### DATA TO PROCESS
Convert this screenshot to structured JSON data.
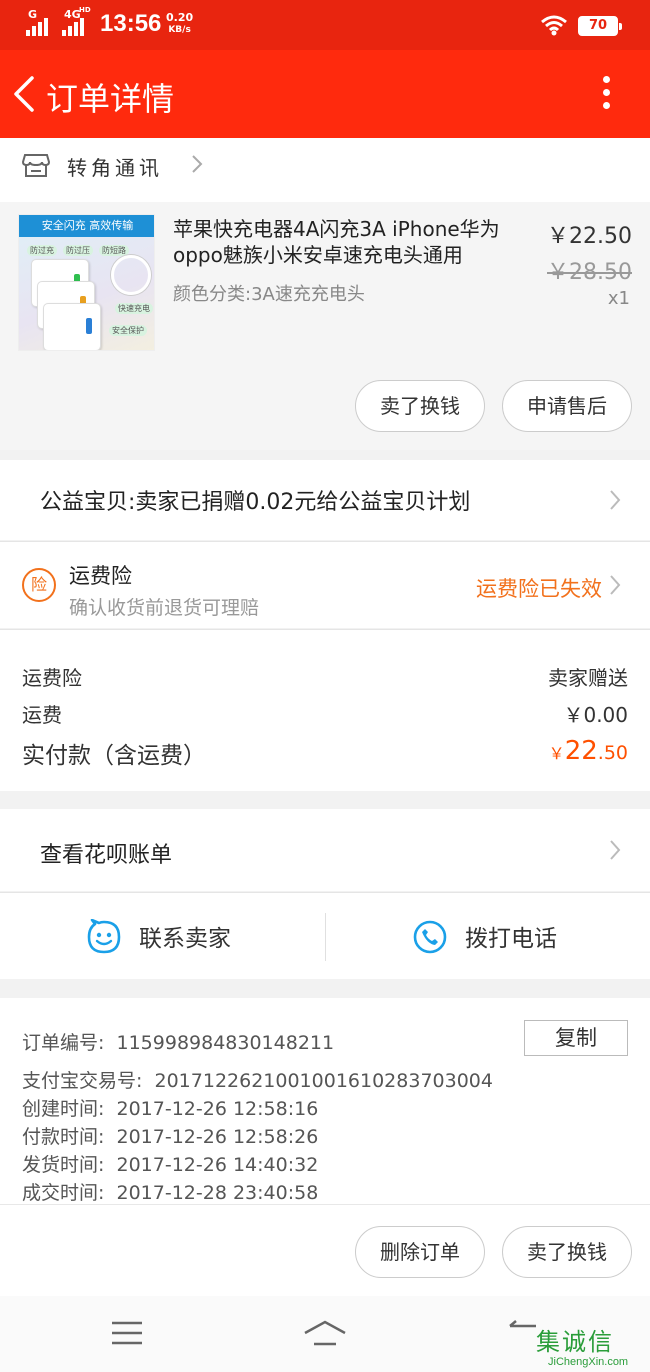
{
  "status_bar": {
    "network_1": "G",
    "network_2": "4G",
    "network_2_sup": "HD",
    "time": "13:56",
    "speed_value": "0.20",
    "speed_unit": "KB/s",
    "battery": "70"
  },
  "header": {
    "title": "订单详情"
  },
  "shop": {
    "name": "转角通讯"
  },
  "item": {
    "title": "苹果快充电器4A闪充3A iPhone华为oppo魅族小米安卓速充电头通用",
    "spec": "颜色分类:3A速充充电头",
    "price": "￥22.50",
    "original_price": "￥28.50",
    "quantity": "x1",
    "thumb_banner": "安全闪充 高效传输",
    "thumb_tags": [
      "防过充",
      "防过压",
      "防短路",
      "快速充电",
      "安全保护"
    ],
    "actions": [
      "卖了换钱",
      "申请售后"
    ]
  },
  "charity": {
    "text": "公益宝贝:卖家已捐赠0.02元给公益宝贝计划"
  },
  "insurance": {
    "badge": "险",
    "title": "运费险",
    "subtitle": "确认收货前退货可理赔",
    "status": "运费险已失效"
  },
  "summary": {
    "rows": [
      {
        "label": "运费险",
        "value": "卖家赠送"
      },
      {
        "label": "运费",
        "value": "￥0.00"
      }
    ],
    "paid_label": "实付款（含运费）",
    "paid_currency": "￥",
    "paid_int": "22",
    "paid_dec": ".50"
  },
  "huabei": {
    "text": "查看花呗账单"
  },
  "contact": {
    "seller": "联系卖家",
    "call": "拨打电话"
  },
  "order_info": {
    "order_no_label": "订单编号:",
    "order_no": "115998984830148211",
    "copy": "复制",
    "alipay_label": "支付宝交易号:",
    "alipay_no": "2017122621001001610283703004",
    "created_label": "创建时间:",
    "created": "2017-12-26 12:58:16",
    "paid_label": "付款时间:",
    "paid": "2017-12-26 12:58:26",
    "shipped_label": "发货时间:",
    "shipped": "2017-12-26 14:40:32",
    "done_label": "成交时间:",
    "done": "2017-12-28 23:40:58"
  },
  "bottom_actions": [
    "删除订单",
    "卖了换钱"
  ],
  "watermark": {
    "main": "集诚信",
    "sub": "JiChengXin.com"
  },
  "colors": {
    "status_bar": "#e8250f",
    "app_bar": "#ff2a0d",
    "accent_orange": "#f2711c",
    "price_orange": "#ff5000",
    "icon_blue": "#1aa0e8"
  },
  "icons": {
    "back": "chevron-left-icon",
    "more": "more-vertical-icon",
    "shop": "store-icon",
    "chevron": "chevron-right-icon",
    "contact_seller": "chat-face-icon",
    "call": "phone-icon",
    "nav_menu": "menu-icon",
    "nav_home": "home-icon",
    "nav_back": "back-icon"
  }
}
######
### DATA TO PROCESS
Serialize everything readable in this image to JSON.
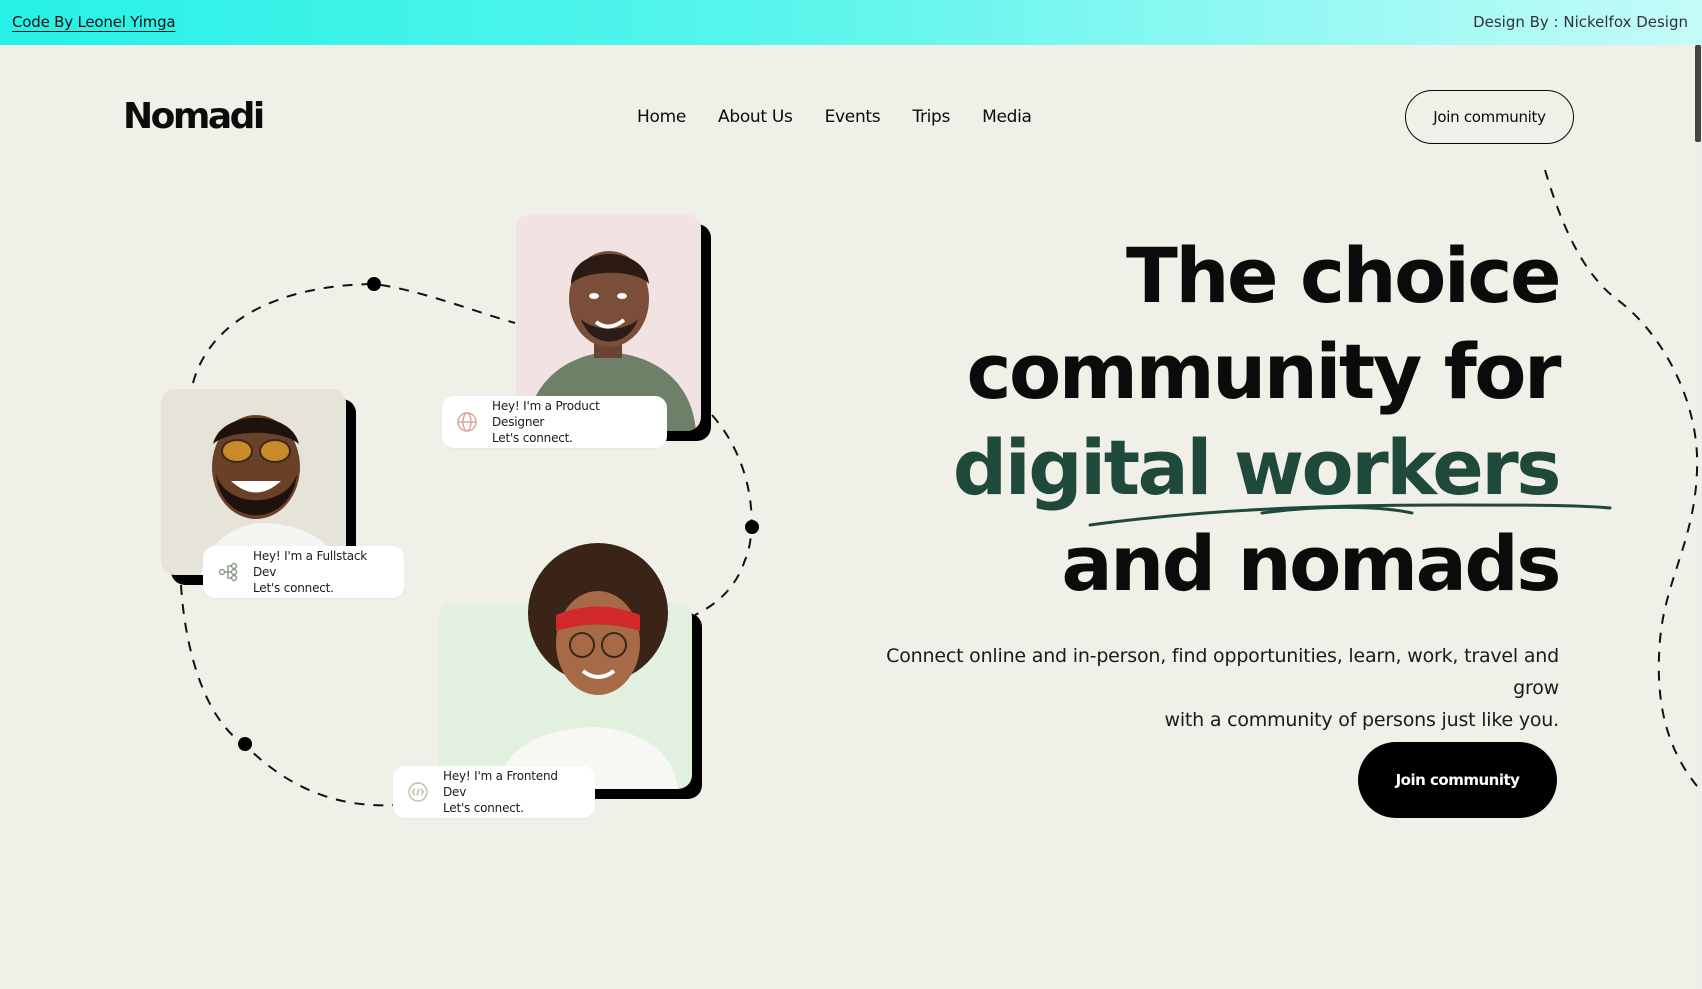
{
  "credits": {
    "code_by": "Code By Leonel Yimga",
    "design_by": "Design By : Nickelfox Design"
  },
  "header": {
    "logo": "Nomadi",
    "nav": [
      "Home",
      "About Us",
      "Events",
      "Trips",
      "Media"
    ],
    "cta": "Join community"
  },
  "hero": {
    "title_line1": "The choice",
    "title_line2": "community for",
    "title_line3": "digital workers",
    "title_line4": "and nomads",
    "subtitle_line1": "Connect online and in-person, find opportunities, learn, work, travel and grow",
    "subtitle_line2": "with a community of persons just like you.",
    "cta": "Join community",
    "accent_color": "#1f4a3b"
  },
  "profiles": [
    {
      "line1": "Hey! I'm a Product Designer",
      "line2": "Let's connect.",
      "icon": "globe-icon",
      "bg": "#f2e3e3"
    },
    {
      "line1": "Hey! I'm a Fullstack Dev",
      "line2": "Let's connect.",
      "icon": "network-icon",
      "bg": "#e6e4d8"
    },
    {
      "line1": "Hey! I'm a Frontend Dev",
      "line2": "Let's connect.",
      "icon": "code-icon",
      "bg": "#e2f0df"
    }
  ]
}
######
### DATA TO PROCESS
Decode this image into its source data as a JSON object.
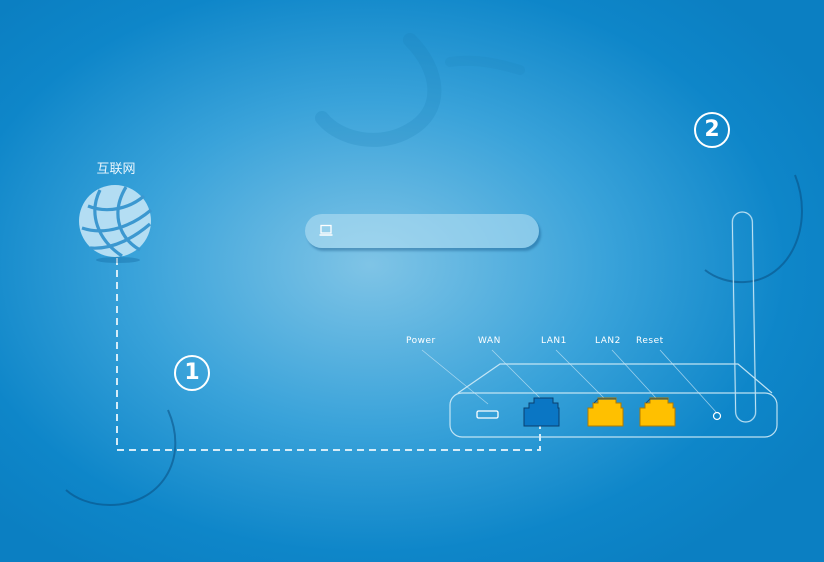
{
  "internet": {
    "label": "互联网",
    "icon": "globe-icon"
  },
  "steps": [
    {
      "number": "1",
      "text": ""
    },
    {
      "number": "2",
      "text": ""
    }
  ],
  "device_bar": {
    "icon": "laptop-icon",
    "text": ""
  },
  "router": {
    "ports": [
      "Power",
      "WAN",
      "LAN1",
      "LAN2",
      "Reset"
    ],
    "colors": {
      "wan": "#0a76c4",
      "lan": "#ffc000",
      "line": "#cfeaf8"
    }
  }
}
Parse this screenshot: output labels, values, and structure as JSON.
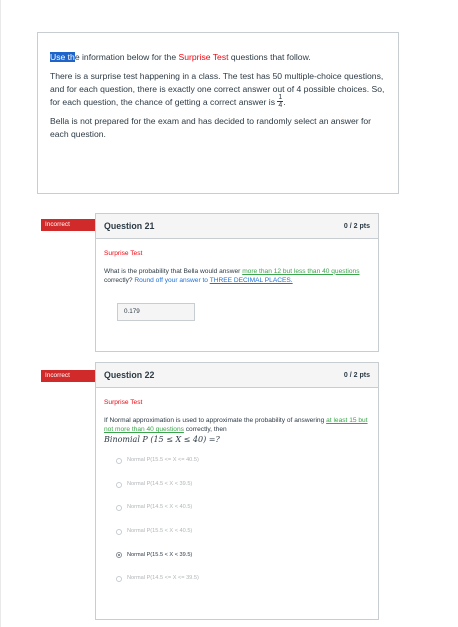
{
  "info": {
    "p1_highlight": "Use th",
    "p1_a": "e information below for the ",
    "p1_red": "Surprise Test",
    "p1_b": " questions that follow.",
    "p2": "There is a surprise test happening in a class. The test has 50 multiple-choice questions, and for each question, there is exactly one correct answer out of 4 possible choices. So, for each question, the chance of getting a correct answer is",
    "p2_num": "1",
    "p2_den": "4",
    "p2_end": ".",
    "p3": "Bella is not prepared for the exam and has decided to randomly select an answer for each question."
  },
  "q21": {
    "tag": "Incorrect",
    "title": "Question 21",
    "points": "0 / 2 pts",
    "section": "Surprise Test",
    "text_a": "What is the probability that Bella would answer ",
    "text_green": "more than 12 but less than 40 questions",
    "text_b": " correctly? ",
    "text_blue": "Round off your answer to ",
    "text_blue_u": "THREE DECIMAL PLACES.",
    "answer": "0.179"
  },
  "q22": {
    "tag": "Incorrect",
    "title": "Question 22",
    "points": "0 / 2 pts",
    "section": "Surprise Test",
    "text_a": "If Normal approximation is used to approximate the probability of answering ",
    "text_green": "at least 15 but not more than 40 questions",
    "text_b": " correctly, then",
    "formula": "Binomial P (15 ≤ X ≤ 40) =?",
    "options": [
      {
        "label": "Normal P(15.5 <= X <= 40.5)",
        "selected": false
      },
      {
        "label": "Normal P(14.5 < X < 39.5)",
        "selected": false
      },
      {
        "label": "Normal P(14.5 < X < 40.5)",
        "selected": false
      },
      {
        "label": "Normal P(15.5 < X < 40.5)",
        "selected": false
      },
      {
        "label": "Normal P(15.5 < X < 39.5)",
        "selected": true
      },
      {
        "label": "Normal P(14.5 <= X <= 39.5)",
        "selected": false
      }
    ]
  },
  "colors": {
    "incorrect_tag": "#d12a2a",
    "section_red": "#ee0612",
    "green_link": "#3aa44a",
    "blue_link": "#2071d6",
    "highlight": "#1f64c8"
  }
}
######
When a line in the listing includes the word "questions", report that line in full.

    "p1_b": " questions that follow.",
    "p2": "There is a surprise test happening in a class. The test has 50 multiple-choice questions, and for each question, there is exactly one correct answer out of 4 possible choices. So, for each question, the chance of getting a correct answer is",
    "text_green": "more than 12 but less than 40 questions",
    "text_green": "at least 15 but not more than 40 questions",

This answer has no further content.